**WHAT YOU ARE ASKED TO DO:**
Search the records for lines that contain the word "JSON". Copy them all.

Top of SOURCE INFORMATION

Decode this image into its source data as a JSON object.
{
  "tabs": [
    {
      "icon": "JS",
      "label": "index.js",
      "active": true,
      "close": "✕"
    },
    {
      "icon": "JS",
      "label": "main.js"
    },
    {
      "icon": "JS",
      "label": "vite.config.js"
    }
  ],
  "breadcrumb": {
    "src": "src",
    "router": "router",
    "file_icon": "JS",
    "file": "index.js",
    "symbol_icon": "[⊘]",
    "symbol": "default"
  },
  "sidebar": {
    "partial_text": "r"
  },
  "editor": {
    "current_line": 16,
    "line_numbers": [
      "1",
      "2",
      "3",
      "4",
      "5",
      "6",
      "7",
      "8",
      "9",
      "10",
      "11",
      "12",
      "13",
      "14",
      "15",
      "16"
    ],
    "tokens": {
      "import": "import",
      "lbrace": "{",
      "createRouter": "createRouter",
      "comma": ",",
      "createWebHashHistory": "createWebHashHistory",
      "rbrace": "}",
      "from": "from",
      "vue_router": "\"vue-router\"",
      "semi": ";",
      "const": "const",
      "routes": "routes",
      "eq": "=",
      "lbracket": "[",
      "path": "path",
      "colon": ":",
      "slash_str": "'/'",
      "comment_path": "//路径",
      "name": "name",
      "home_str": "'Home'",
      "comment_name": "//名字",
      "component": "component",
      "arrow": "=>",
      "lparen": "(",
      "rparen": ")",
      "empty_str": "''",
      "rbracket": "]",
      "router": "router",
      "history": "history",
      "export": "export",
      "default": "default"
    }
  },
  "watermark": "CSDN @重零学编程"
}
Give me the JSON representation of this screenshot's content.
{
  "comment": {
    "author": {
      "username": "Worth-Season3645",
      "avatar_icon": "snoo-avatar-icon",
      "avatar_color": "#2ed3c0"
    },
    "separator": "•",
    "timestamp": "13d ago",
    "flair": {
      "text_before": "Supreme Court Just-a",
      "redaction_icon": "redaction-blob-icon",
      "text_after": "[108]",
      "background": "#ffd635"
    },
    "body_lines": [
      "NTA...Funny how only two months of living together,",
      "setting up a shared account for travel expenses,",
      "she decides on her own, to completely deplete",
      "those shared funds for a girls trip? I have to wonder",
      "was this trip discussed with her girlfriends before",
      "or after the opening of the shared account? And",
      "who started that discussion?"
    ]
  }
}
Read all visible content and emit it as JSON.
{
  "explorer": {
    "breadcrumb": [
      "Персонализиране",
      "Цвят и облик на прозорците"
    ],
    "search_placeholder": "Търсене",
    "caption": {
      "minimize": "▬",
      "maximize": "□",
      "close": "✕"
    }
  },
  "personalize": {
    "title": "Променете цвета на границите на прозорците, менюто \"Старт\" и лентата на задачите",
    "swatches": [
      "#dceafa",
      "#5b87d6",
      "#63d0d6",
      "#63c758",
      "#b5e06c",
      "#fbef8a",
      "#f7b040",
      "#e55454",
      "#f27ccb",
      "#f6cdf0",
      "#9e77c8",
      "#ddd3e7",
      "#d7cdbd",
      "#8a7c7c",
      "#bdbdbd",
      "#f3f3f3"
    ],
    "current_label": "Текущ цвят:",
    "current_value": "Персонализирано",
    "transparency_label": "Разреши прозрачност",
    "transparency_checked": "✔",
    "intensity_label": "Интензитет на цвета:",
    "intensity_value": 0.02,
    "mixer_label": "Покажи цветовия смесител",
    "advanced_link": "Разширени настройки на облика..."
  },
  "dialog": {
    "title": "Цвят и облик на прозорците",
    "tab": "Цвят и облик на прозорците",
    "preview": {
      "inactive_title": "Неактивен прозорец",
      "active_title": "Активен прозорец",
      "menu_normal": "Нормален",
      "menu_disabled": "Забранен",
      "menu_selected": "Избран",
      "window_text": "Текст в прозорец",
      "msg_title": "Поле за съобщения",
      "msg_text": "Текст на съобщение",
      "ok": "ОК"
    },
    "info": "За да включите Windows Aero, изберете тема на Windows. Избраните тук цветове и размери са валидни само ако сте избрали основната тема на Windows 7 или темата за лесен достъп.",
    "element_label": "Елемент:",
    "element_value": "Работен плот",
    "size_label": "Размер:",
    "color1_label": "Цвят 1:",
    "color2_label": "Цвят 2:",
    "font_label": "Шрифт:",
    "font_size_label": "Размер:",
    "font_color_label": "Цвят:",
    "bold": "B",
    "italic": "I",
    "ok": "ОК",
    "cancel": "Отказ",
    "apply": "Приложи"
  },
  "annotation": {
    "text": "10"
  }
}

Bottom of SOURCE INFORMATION

**RESULT FOR THIS TASK:**
Decode this image into its source data as a JSON object.
Give me the JSON representation of this screenshot's content.
Read all visible content and emit it as JSON.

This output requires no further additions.